And that was how I started our lesson about polymers. 🙂
Note: Find more science experiments on my Science Activities for Kids page!
The Leak Proof Bag
The leak proof bag is a high interest activity to introduce your children to polymers, specifically a polymer called low-density polyethylene (LDPE).
And if you don’t care to get into the nitty gritty of the science, it just makes for a really fun experience.
To do this activity, you will need to gather the following materials:
- a plastic bag (we started with a gallon size Ziplock brand bags)
- pencils with rounded sides (rather than flat sides)
- pencil sharpener
Begin by ensuring all of your pencils are very sharp.
Then fill your plastic bag at least half full with water.
Ask your child to poke a hole in the bag with a pencil. Tell them to poke the pencil through both sides of the bag, but not to poke the pencil all the way through.
(If you are worried about spillage, consider doing this part of the activity outdoors or over a sink.)
If your children feel so inclined, have them continue to stick pencils into the bag.
We ended up with more than a dozen pencils in our bag.
And despite all the holes, there were no leaks!
We talked about polymers and how they create a seal around the pencils, effectively closing off any holes in the bag.
We decided to see if other types of plastic bags would do the same thing. So we grabbed a plastic bag I picked up from the bulk food aisle of our grocery store.
This bag was made of a thinner material than the first bag we used, but it was still relatively sturdy.
We stuck some pencils in, feeling some trepidation as to whether the bag would leak or not.
But this bag was also leak proof.
So we decided to try with another plastic bag. This time we used a thin, cheap plastic bag from the produce section of the grocery store.
We stuck some pencils in and the bag quickly began to leak.

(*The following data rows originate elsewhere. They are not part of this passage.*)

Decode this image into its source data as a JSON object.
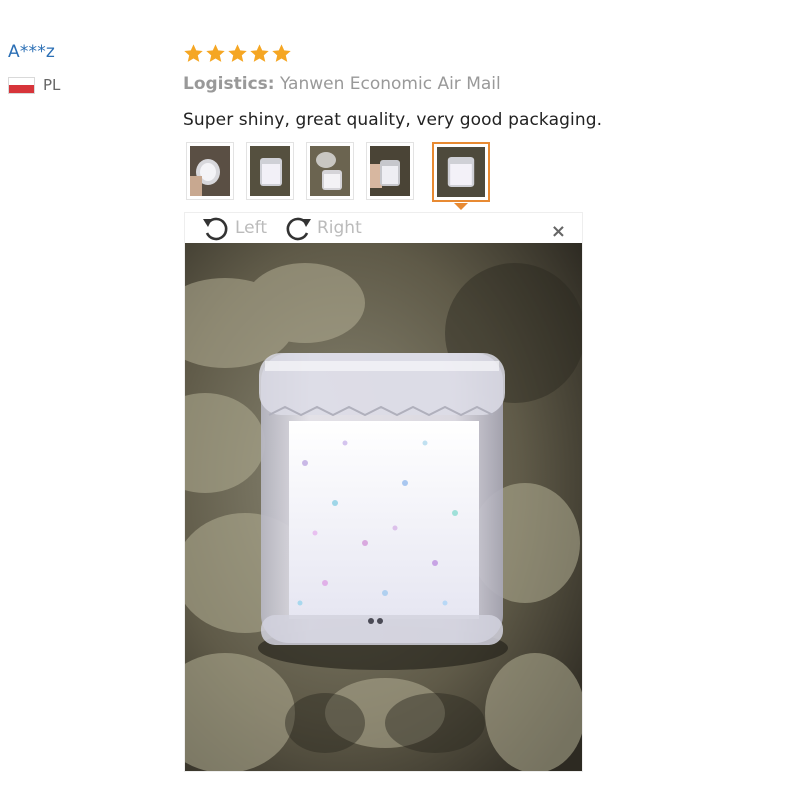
{
  "reviewer": {
    "name": "A***z",
    "country_code": "PL"
  },
  "review": {
    "stars": 5,
    "logistics_label": "Logistics:",
    "logistics_value": "Yanwen Economic Air Mail",
    "text": "Super shiny, great quality, very good packaging."
  },
  "viewer": {
    "rotate_left_label": "Left",
    "rotate_right_label": "Right",
    "close_label": "×"
  },
  "colors": {
    "star": "#f5a623",
    "accent": "#e88a32",
    "name_link": "#2b6fb5"
  }
}
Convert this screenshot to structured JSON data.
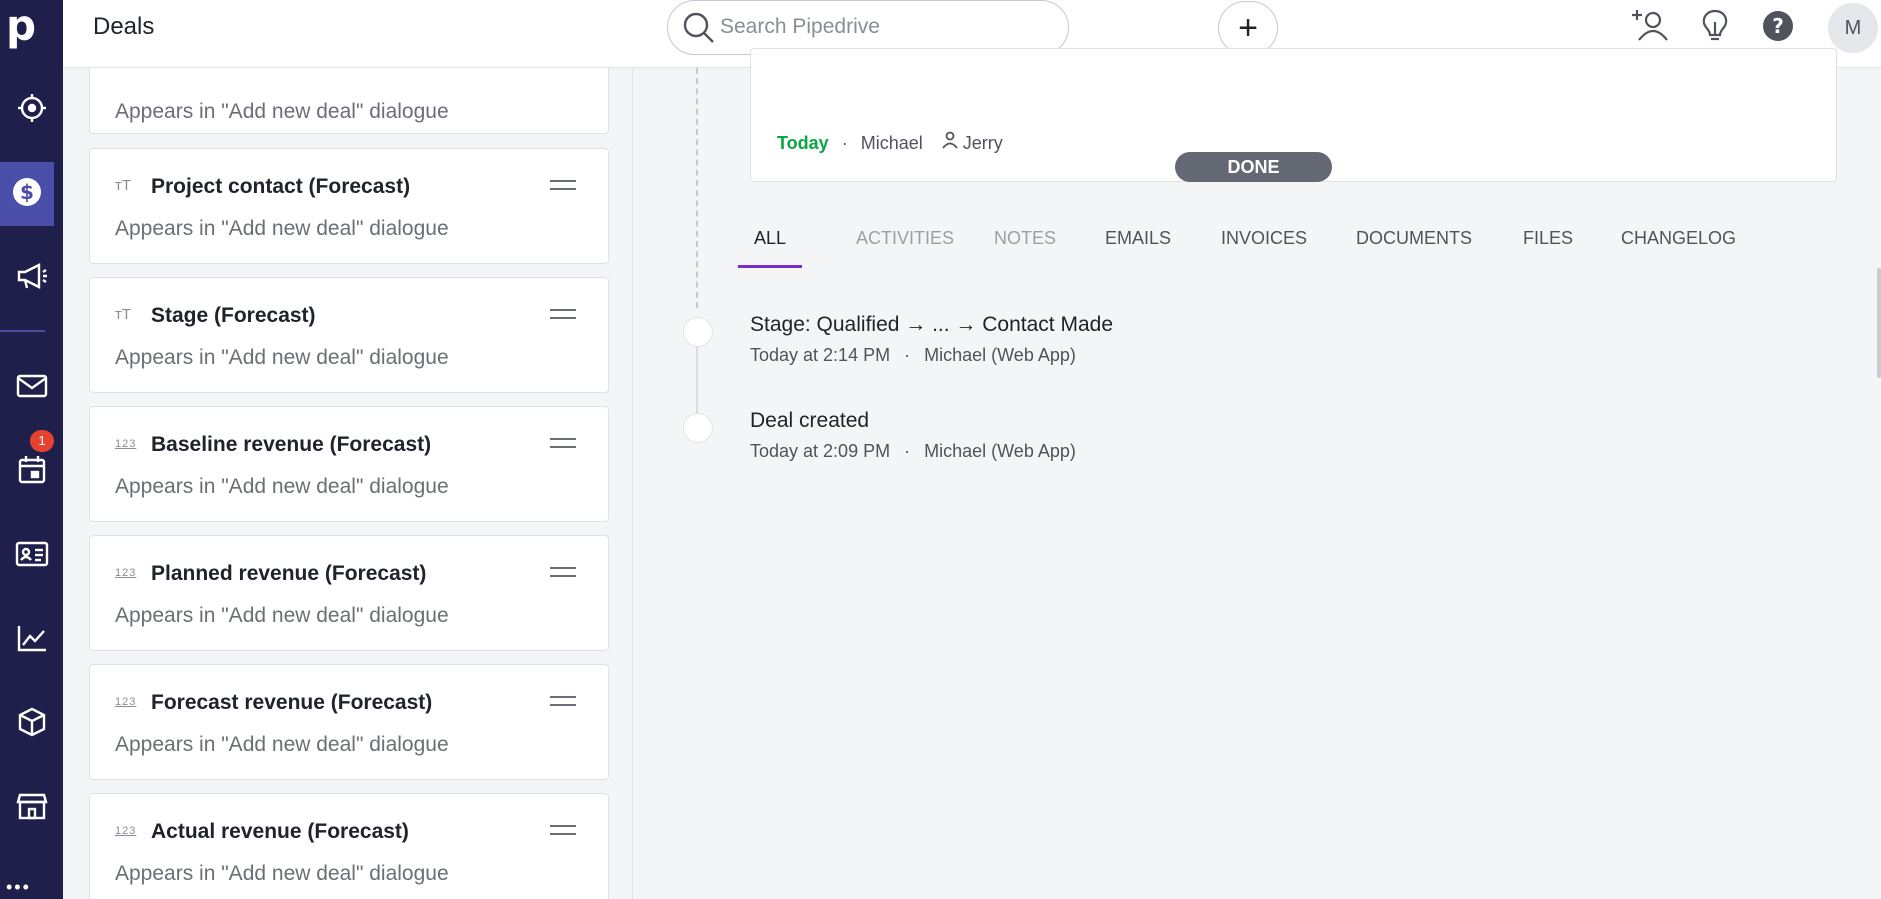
{
  "app": {
    "page_title": "Deals",
    "brand_letter": "p"
  },
  "nav": {
    "items": [
      {
        "name": "focus",
        "icon": "target-icon"
      },
      {
        "name": "deals",
        "icon": "dollar-icon",
        "active": true
      },
      {
        "name": "campaigns",
        "icon": "megaphone-icon"
      },
      {
        "name": "mail",
        "icon": "mail-icon"
      },
      {
        "name": "activities",
        "icon": "calendar-icon",
        "badge": "1"
      },
      {
        "name": "contacts",
        "icon": "contact-card-icon"
      },
      {
        "name": "insights",
        "icon": "chart-icon"
      },
      {
        "name": "products",
        "icon": "box-icon"
      },
      {
        "name": "marketplace",
        "icon": "store-icon"
      }
    ],
    "badge": "1",
    "more": "•••"
  },
  "search": {
    "placeholder": "Search Pipedrive",
    "value": ""
  },
  "header": {
    "add_label": "+",
    "avatar_initial": "M"
  },
  "fields": {
    "top_subtitle": "Appears in \"Add new deal\" dialogue",
    "items": [
      {
        "icon": "ᴛT",
        "name": "Project contact (Forecast)",
        "subtitle": "Appears in \"Add new deal\" dialogue"
      },
      {
        "icon": "ᴛT",
        "name": "Stage (Forecast)",
        "subtitle": "Appears in \"Add new deal\" dialogue"
      },
      {
        "icon": "123",
        "name": "Baseline revenue (Forecast)",
        "subtitle": "Appears in \"Add new deal\" dialogue"
      },
      {
        "icon": "123",
        "name": "Planned revenue (Forecast)",
        "subtitle": "Appears in \"Add new deal\" dialogue"
      },
      {
        "icon": "123",
        "name": "Forecast revenue (Forecast)",
        "subtitle": "Appears in \"Add new deal\" dialogue"
      },
      {
        "icon": "123",
        "name": "Actual revenue (Forecast)",
        "subtitle": "Appears in \"Add new deal\" dialogue"
      }
    ]
  },
  "activity": {
    "when": "Today",
    "owner": "Michael",
    "participant": "Jerry",
    "status": "DONE"
  },
  "tabs": [
    {
      "label": "ALL",
      "state": "active"
    },
    {
      "label": "ACTIVITIES",
      "state": "muted"
    },
    {
      "label": "NOTES",
      "state": "muted"
    },
    {
      "label": "EMAILS",
      "state": "normal"
    },
    {
      "label": "INVOICES",
      "state": "normal"
    },
    {
      "label": "DOCUMENTS",
      "state": "normal"
    },
    {
      "label": "FILES",
      "state": "normal"
    },
    {
      "label": "CHANGELOG",
      "state": "normal"
    }
  ],
  "history": [
    {
      "title": "Stage: Qualified → ... → Contact Made",
      "time": "Today at 2:14 PM",
      "by": "Michael (Web App)"
    },
    {
      "title": "Deal created",
      "time": "Today at 2:09 PM",
      "by": "Michael (Web App)"
    }
  ],
  "colors": {
    "rail": "#1f1f4b",
    "rail_active": "#4b4ea8",
    "accent_tab": "#7b2bc5",
    "today_green": "#08a742",
    "badge_red": "#e5432f"
  }
}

The holes did not seal up around the pencils but gaped and allowed water to escape.
We were glad we did this part of the experiment outdoors!
The Science Behind the Activity
What is a polymer?
A polymer is a chemical compound that has molecules bonded together in repeating chains. The term polymer is often used to describe plastics.
Polymers have unique properties that can be tailored for different uses.
For example, useful properties of polymers include being lightweight but strong, being non-conductive in terms of heat or electricity, resistance to corrosion, transparency, and low cost.
One common type of polymer is polyethylene, which is made of chains of ethylene (C2H4) molecules. Polyethylene comes in various forms, one of which is low-density polyethylene (LDPE).
LDPE is one of the most widely produced plastics in the world. LDPE is a very flexible material with high ductility (the amount it can deform before rupturing) but low tensile strength (the amount of stretching it can endure before breaking).
LDPE’s unique properties, including its low cost, light weight, durability, flexibility, and the fact that it is waterproof make it highly valued as a packaging material. Indeed, many plastic bags, such as the zip top bag used in this activity, are made of LDPE.
How LDPE creates a leak proof bag
Polyethylene molecules are flexible but weak. Therefore, they separate easily to make a hole where the pencil is poked in, but they flexibly seal around the pencil to prevent the water from leaking out.
When the pencil is removed, the hole in the bag remains and the water leaks out.
It is easier for the polyethylene molecules to seal around the edges of a rounded pencil than a pencil with flat sides. So if your bag leaked, check that you used rounded pencils. Also, make sure the pencils go in straight so the hole they create is the same diameter as the pencil.
More science activities for kids
More science posts from Gift of Curiosity:
- Dancing raisins
- DIY glitter bouncy balls
- Candy experiments
- Jumping colors science activity
- Make your own glycerin soap
- Make your own telescope
- Magic inflating balloons